Therapy Techniques for Anger Management
Posted by Kurt Goodwin on July 21st, 2022
The term “anger management” refers to an ongoing procedure. It assists individuals in recognizing the sources of their stress. In anger management, people are taught methods that will help them remain calm. They may then respond constructively and positively when confronted with uncomfortable circumstances.
Helping a person feel less angry is the primary objective of anger management programs. It lessens the psychological and physiological agitation that being angry may produce. However, it is often difficult to avoid all situations and persons that might cause one to get angry.
However, a person can learn how to regulate their responses and behave in a socially acceptable way. It’s possible that having the assistance of a mental health expert may be beneficial during this process.
Why do we become angry?
There are two possible places where rage originates: within or outside. Some examples of things that could cause wrath from the outside include:
- Do you believe that your employer is mistreating you?
- The fear that your love partner does not value you as much as they do.
- Discrimination may be defined as denying equal access to a resource based on unjustifiable characteristics, such as a person’s gender, age, or ethnicity.
Inappropriate outbursts of rage may signify a more significant problem with one’s mental health or emotions. People who participate in anger management treatment acquire the skills necessary to moderate their responses to angry feelings. This may assist them in determining the cause of the sensations they are experiencing.
Anger may be rooted in emotional trauma, addiction, loss, or other difficulties. But, on the other hand, a natural tendency may be to find momentary solace in striking out at others.
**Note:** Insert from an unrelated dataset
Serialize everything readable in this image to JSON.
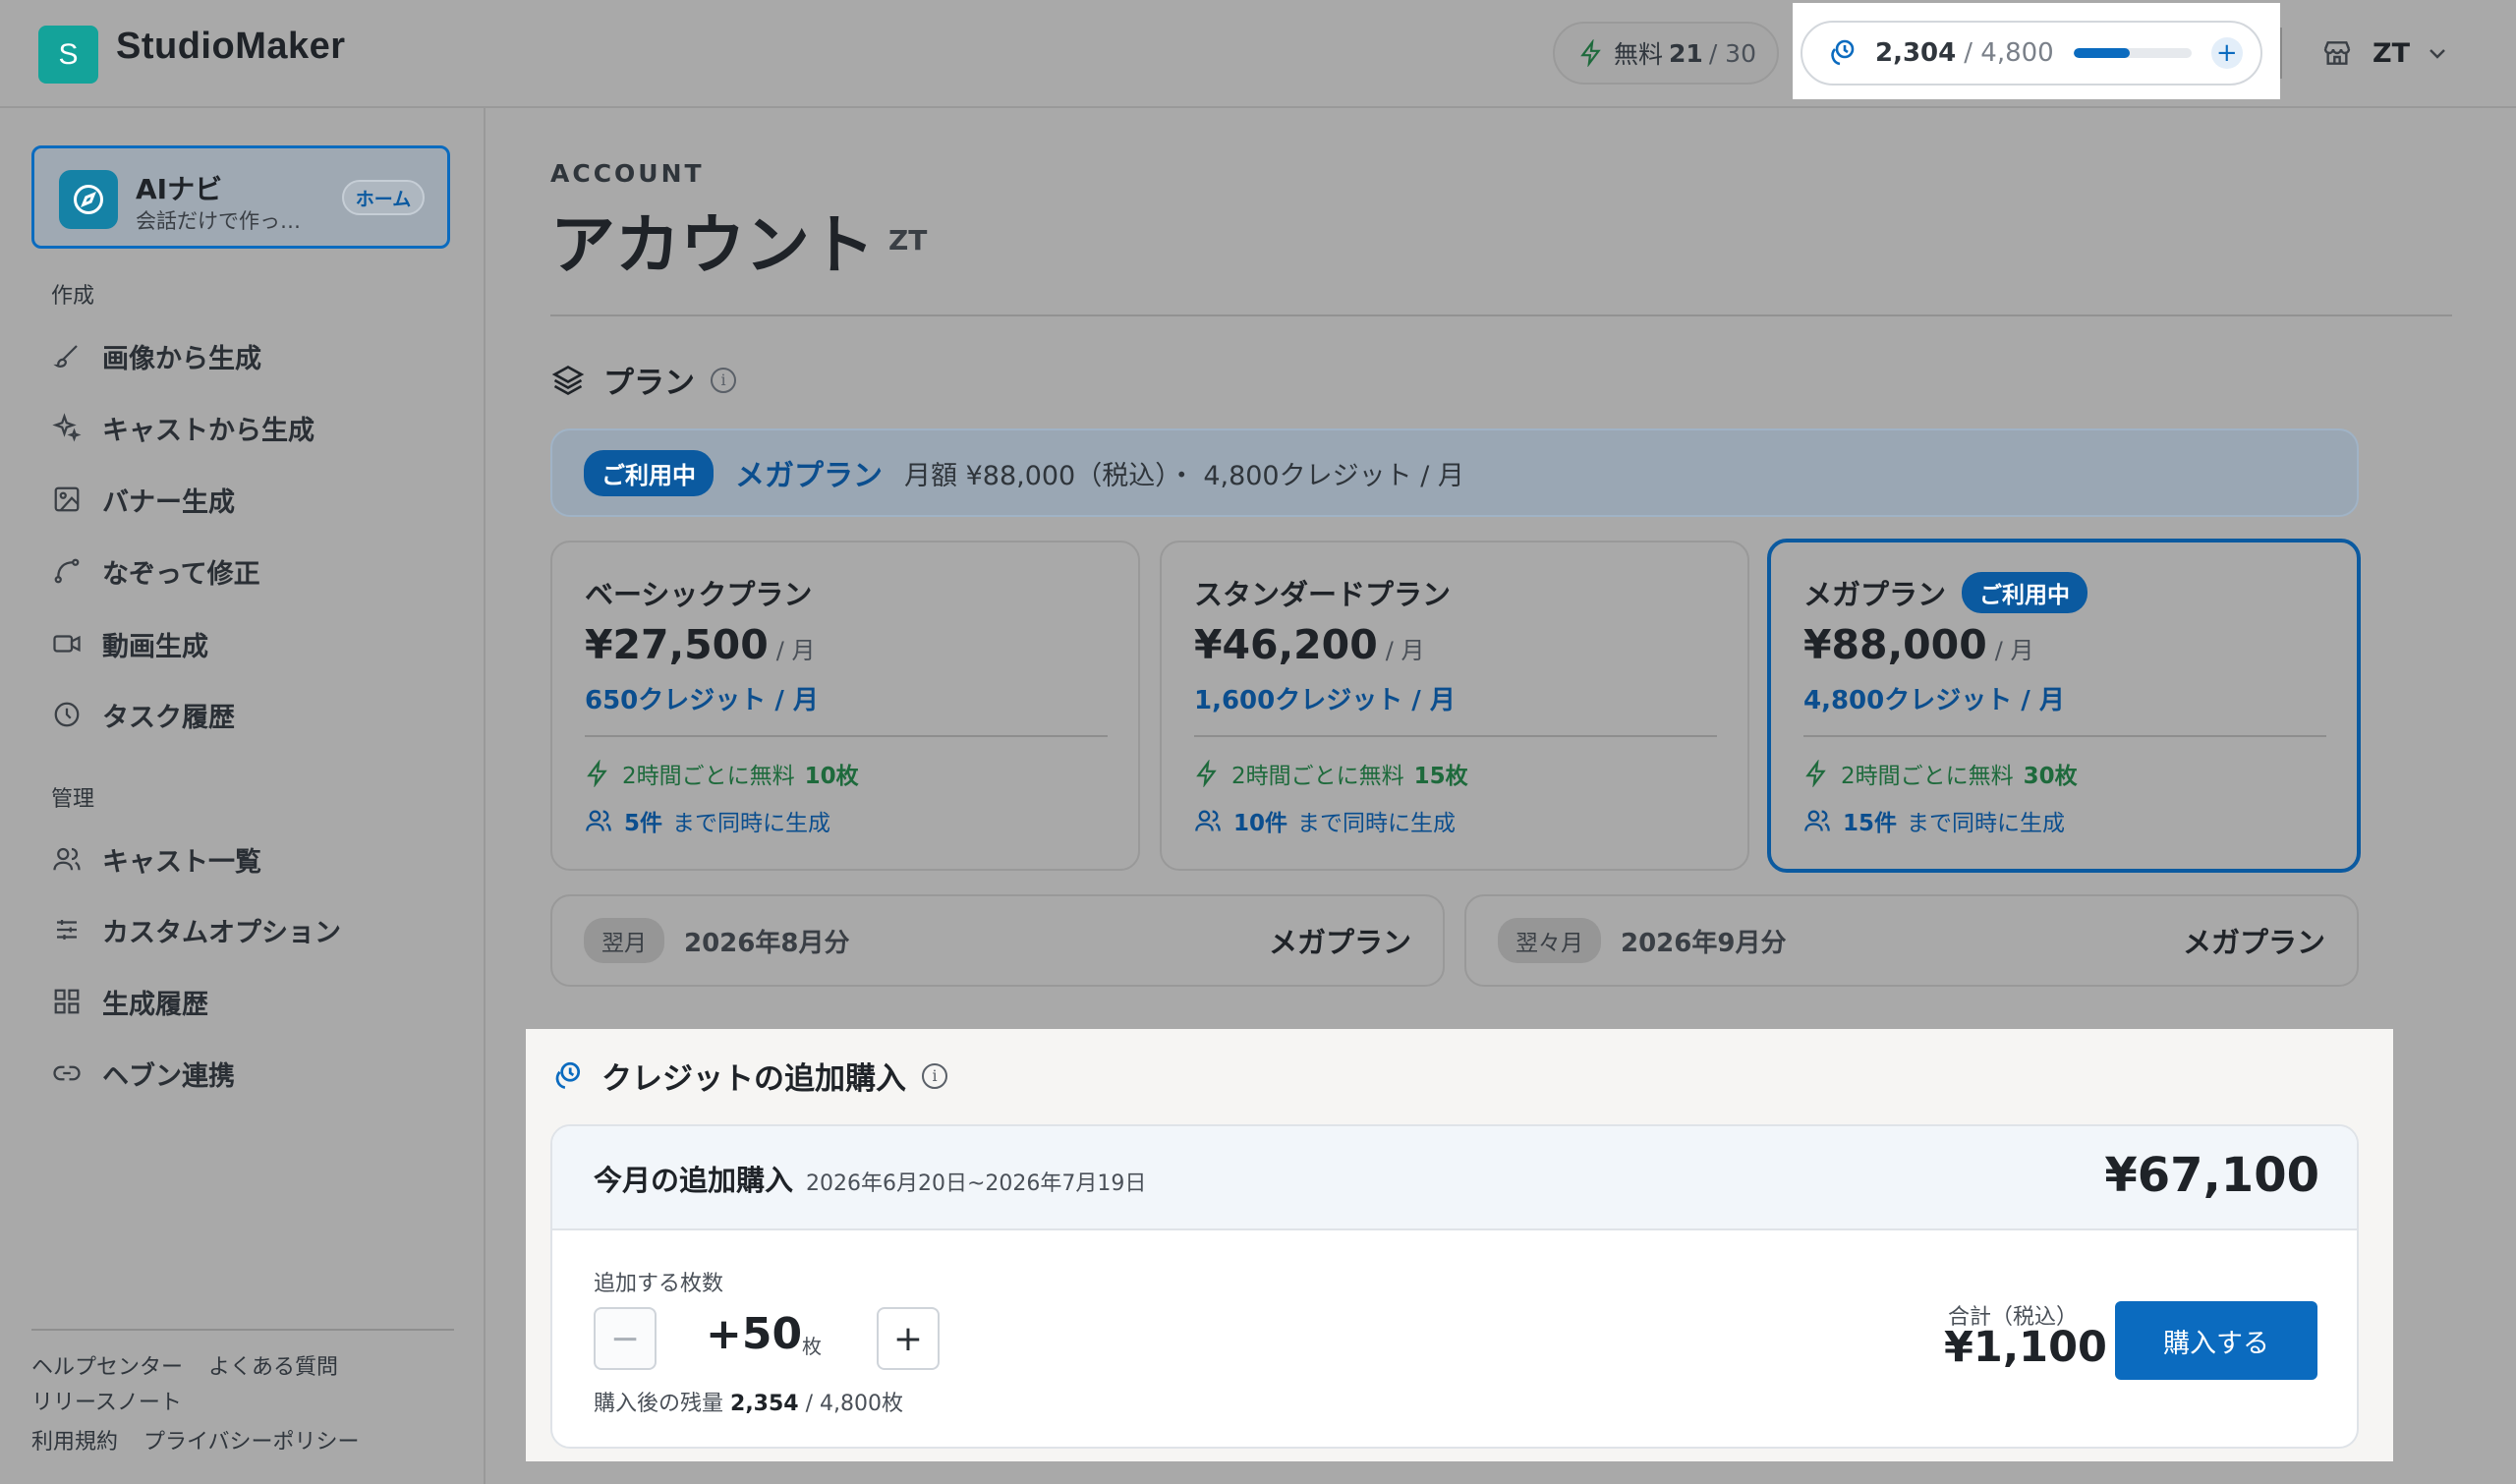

Unfortunately, this may make it more challenging to determine the real reason for the rage. If this is your situation, speaking with a therapist about your concerns may be beneficial.
What is the Most Effective Treatment for Feeling Angry?
Anger management therapy teaches you how to control your emotions in stressful circumstances. Learn few therapies for anger management:
- Breathing exercises and visualization are a few methods you might use, like imagining a setting where you are relaxed or content.
- Angry thoughts might induce you to lash out since the intensity of your feelings clouds your thinking.
- Counseling for anger management might help you refocus your thoughts on more practical and constructive things.
- Additionally, you may begin seeing how your anger may not be anybody’s fault and that you do not have to “retaliate” against anyone.
- Anger management treatment relies heavily on verbal and nonverbal communication. Unfortunately, for many people who struggle with anger management, verbalizing or communicating their feelings often leads to more harmful forms of self-expression.
- It is common to practice in therapy sessions to facilitate free conversation regarding underlying feelings and triggers of anger.
- Aside from this, you may also acquire the following techniques via anger management therapy:
- Move your body and expend your negative energy by jogging, dancing, walking, or engaging in other forms of exercise.
- You may burn off emotions of anger or aggressiveness in methods that do not cause harm or damage, for as, by having a good cry, shouting into a pillow, banging on a soft, harmless item, or hurling the object.
- You may try directing your rage into creating a piece of art to see if it helps. Finding a creative outlet for your feelings may be a gentle way to let them out.
- You may work through your feelings by talking them through with a trustworthy loved one, a professional therapist, or anybody else who is ready to listen to you without passing judgment in the process.
- Realizing that you need assistance regulating your anger is a significant step, and the people you care about will probably respect and back your decision. Be transparent with them about the efforts you are making to improve and the difficulties you are encountering. Inform them how they may be of assistance.
- Keeping a notebook might be helpful if you’re having trouble talking to someone face-to-face. Anger-inducing situations may be recorded, as well as your responses and feelings. In addition, the entries in your diary may be helpful if you decide to seek therapy in the future and choose to share what you’ve written.
- Consider how you talk to yourself and others about different circumstances and the individuals in them. If you can be more specific with your remarks, it will help you better manage your anger and will make it easier to find constructive solutions.
- You may take a break from your rage by meditating or practicing mindfulness techniques such as deep breathing. Even a few calm seconds may help you clear your mind and develop a new, more effective strategy for dealing with the problem.
- In many cases, the fury that sparked the initial outburst might continue long after the encounter has ended. It’s normal to ruminate and relive a particular incident that sets you off, especially if it’s one that you’re still upset about. However, allowing yourself to let go of resentment can enable you to better appreciate the good things in your life.
- Situations that arouse your rage must be confronted from time to time. Avoiding circumstances and people who often elicit emotions of anger may be helpful, though.
This situation is not solely unique to you, regardless of whether you have regular outbursts of wrath, lingering resentment over incidents from the past that won’t go away, or both. Feeling furious is a perfectly ordinary and frequent emotion; it does not indicate that you are doing it inappropriately.
On the other hand, if you find that your anger is so extreme that you resort to physical aggressiveness or other behaviors that affect your health or relationships, you may find that participating in many anger management treatment sessions benefits you.